A Guide to Knitting Stitches
Don’t get stitched up, instead glide through our stitching video tutorials without a hitch.Whether you are knitting a classic stockinette, mastering the moss stitch, or grafting a perfect kitchener seam, we have some simple step-by-step guides to help you along the way.
The stitch that launched a thousand knitters...The knit stitch, also known as the garter stitch, is one of the essential elementary stitches. Managing to be both sturdy and supple, the knit stitch involves knitting every row, creating a fabric that can be used to make anything from hats, scarves, blankets and beyond. This is where your knitting journey begins!
Ready to get started? Jump over to our step by step tutorial that will guide your fingers through the essential first steps!
Got into the rhythm of the knit stitch? Then you’re ready to purl. The purl stitch is very similar to its basic buddy knit stitch, except when purling you hold the yarn in front of your knitting needle instead of the back. Purl and knit, work beautifully together to create a simple and elegant fabric that can be found in most patterns.
Why not head over to our video tutorial so you can purl your first stitch today!
K2tog, which simply means ‘knit two together’, describes the basic technique of knitting two stitches together (just like the name suggests!). The k2tog produces a right slanting decrease, perfect for reducing the number of stitches on your row and is one of the foundational skills to master on your way to becoming a stitch supremo!
Learn the ropes today by heading over to our handy video tutorial.

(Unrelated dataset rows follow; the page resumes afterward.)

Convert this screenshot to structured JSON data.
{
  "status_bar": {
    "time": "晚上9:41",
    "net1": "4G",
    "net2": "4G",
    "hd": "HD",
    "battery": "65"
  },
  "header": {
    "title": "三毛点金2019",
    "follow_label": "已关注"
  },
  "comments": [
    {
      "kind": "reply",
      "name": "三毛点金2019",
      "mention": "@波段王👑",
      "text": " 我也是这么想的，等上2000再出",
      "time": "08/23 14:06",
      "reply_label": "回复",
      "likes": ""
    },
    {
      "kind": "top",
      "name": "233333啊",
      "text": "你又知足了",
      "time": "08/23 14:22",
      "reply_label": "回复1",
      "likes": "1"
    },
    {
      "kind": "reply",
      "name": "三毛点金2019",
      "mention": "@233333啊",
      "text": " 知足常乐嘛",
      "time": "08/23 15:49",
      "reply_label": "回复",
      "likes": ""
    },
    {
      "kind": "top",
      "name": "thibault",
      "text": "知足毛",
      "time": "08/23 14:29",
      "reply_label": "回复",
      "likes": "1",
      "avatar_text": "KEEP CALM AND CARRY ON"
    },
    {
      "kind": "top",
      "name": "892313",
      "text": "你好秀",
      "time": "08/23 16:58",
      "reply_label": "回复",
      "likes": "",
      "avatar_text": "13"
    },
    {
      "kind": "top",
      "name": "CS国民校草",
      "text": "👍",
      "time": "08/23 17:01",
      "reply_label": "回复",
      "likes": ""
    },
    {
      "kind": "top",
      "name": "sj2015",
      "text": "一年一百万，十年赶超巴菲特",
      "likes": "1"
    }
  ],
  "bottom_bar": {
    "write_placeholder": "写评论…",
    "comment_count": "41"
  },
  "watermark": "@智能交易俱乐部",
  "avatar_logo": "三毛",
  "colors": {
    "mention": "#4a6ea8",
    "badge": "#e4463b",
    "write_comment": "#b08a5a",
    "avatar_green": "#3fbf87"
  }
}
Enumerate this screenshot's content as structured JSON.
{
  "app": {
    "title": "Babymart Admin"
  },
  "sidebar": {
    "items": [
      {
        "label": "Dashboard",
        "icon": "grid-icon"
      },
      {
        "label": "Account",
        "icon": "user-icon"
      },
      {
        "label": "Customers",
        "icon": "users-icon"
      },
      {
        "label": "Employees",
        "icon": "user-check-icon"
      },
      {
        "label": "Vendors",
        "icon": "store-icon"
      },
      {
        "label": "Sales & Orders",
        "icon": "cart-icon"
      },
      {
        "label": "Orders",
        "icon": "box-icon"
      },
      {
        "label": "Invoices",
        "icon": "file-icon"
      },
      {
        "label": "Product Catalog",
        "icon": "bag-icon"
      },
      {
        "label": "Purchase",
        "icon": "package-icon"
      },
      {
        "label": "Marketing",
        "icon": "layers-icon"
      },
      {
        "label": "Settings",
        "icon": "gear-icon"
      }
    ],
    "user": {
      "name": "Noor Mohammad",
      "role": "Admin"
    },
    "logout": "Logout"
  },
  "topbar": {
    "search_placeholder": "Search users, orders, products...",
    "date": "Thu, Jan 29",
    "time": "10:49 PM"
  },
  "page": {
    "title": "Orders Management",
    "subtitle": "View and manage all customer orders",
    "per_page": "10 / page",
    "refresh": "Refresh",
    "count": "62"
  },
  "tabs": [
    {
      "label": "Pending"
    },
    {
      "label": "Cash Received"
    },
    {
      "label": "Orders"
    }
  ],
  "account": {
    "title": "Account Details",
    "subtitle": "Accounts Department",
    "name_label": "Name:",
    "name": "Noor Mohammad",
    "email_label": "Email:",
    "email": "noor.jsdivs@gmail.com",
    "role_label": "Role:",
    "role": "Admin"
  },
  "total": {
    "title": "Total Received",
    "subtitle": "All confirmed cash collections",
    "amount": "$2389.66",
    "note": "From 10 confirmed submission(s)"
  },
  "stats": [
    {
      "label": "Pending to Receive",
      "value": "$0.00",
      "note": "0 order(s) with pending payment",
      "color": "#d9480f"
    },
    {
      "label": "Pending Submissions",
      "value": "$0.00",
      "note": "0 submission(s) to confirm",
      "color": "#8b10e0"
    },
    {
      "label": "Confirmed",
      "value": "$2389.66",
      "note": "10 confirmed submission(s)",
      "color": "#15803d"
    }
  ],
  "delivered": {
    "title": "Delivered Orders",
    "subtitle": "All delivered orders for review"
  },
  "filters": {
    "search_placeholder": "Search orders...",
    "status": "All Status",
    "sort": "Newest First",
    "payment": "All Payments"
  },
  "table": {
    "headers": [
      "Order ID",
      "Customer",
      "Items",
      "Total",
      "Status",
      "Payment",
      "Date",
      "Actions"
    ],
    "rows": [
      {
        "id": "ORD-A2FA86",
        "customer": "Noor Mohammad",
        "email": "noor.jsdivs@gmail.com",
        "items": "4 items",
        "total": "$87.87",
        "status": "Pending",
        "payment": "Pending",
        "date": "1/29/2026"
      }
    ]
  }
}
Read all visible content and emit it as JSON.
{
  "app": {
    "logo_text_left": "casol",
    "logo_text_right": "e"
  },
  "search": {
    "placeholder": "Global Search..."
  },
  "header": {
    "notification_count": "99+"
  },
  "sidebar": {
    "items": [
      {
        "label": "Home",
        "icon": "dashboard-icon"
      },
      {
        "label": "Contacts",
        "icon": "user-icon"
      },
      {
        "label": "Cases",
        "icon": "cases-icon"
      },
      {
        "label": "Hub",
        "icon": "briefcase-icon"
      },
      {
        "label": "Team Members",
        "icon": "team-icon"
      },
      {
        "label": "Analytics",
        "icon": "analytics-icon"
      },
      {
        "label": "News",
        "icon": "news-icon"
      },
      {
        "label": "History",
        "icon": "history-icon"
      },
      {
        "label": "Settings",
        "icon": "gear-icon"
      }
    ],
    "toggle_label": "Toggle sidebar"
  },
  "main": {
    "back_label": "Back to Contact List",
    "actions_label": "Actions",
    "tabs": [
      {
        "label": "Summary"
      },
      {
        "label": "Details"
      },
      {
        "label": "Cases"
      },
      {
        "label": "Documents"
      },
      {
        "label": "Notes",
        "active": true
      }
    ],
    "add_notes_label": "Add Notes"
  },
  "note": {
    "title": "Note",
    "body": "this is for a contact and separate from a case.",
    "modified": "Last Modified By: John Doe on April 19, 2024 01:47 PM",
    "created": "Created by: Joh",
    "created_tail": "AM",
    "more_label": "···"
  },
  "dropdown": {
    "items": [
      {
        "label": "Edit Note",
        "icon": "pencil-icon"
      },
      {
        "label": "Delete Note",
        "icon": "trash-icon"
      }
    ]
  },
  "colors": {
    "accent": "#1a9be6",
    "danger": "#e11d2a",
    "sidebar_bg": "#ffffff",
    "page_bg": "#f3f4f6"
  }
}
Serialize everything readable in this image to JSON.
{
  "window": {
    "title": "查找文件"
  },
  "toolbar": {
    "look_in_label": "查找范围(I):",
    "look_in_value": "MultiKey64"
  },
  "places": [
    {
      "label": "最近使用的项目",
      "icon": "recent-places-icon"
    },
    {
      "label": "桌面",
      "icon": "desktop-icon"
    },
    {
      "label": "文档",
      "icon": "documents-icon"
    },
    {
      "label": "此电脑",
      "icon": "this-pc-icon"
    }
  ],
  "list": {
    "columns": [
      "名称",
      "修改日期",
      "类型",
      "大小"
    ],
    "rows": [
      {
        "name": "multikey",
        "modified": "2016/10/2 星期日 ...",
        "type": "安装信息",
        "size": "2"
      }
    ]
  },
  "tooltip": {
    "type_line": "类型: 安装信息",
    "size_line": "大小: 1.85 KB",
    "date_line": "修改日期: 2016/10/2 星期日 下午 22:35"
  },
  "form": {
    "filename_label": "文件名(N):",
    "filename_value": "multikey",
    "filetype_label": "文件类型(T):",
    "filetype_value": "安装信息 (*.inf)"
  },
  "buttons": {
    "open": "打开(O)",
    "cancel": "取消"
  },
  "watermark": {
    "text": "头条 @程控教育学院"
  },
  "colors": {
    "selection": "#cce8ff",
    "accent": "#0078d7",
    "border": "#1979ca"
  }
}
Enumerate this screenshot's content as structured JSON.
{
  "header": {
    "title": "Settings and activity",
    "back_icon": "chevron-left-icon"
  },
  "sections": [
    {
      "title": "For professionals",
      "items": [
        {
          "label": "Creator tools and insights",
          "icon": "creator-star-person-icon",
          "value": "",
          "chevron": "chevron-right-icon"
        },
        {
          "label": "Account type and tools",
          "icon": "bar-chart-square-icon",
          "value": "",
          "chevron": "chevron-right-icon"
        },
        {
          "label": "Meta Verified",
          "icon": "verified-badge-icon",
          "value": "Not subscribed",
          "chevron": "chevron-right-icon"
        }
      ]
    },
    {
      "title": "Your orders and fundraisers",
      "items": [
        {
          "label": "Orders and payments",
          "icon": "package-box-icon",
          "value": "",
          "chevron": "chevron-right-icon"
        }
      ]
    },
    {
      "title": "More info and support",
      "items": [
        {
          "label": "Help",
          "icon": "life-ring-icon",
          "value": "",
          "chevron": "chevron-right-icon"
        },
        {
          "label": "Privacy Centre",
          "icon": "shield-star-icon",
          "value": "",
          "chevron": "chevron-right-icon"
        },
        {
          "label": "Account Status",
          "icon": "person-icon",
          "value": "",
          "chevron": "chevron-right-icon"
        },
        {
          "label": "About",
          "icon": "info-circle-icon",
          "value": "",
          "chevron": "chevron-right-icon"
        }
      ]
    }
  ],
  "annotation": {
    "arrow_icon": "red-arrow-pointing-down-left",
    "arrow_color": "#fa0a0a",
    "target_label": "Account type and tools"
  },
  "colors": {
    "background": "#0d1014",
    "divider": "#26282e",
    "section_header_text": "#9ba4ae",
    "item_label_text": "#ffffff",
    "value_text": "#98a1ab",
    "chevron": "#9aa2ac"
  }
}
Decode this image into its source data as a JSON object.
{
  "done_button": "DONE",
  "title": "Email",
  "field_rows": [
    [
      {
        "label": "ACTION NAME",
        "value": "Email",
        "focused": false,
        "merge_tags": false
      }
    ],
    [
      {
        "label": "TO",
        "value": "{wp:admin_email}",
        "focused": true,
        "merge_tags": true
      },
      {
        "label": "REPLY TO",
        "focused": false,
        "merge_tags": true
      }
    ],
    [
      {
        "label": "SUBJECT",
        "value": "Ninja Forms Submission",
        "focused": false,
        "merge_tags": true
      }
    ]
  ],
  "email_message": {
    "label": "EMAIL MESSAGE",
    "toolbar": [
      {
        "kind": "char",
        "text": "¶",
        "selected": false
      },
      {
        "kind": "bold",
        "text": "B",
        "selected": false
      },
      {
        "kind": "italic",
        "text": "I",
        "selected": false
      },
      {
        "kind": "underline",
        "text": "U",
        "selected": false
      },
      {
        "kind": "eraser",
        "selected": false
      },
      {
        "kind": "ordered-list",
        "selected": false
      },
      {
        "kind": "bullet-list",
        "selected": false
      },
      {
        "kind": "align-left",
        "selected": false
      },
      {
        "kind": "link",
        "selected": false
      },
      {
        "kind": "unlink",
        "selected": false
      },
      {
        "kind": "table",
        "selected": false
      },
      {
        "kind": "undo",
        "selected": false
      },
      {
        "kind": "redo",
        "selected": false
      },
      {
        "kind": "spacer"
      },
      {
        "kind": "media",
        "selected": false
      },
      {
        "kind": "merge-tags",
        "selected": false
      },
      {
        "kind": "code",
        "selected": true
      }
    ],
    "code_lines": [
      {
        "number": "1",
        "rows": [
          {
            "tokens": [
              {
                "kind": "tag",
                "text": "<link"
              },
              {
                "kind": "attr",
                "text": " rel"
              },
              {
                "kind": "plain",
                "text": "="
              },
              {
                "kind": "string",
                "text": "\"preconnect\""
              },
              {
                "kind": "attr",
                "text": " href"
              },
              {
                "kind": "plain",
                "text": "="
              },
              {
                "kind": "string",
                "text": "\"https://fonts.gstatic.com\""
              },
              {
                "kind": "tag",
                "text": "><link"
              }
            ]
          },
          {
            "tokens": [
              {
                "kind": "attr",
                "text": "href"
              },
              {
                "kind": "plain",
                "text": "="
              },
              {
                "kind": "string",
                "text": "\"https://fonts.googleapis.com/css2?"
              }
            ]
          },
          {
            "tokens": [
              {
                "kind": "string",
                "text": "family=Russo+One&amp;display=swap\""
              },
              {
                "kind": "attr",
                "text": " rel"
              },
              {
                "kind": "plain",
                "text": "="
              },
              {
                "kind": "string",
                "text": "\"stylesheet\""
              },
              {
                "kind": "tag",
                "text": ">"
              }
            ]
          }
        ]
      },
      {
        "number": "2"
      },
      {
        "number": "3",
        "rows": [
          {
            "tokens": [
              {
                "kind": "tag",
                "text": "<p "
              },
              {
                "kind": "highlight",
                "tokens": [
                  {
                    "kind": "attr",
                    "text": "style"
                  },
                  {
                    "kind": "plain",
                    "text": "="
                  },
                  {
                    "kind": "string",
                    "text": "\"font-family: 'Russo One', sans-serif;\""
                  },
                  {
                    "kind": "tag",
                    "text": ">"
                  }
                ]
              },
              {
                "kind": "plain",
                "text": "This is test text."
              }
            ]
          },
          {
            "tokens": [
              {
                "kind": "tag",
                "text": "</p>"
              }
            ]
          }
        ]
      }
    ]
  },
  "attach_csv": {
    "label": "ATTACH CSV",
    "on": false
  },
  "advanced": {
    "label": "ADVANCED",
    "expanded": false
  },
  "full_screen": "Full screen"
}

P2tog is the fancy abbreviation for purl two together, the basic technique of purling two stitches together so they become one, resulting in a decrease.
Learn how to p2tog today by visiting our video tutorial which will help give shape to your creations.
The slip slip knit, better known as SSK, is a great way to reduce the number of stitches on your needle when knitting a row. This left-leaning decrease is super handy when shaping your garment in three easy moves.
The slip stitch is a ninja move that involves passing a stitch from one needle to another without knitting it, which is useful for creating firm edges, and pattern detail.
To learn how to slip the first stitch, head over to our blog.
So called because of its gorgeous scattered-seed like texture the seed stitch (US) is a wholesome favourite in the knitting world, creating deliciously textured fabric perfect for any knitting project (Psst Brits call this stitch the moss stitch, so it’s always good to double check your pattern so you don’t get yourself in a knot!)
Like to try out the seed stitch for yourself? Amy Kaspar shows us how it's done on the blog.
The Kitchener stitch, also known as grafting, is a finishing technique where two sets of live stitches are joined together seamlessly. Follow our step by step tutorial to learn how to graft your seams with confidence.
Click here for our post on how to do a kitchener stitch (with or without a darning needle). If you're interested in the history of how this particular stitch got its name, we have just the blog for you!
Some say basic, we say classic. The stockinette stitch sees knit and purl rows alternate to create a material so cosy and versatile it can be used for pretty much anything, from hats to socks, blankets to scarves.
The American moss stitch, called the Double Moss Stitch in the UK, is a sister to the seed stitch, known around town for her jazzier graphic stitch pattern and deeper texture. Knit and purl sequences switch up every two rows producing a heavenly material that is both stylish and satisfying.
Come on over to our blog where we show you how to create a moss stitch with Anna Nikipirowicz.
Dense and detailed, the lovely linen stitch is delicate to look at yet deceptively sturdy. With its woven-like texture this stitch is warm and snuggly, plus an elegant way to embellish your basics.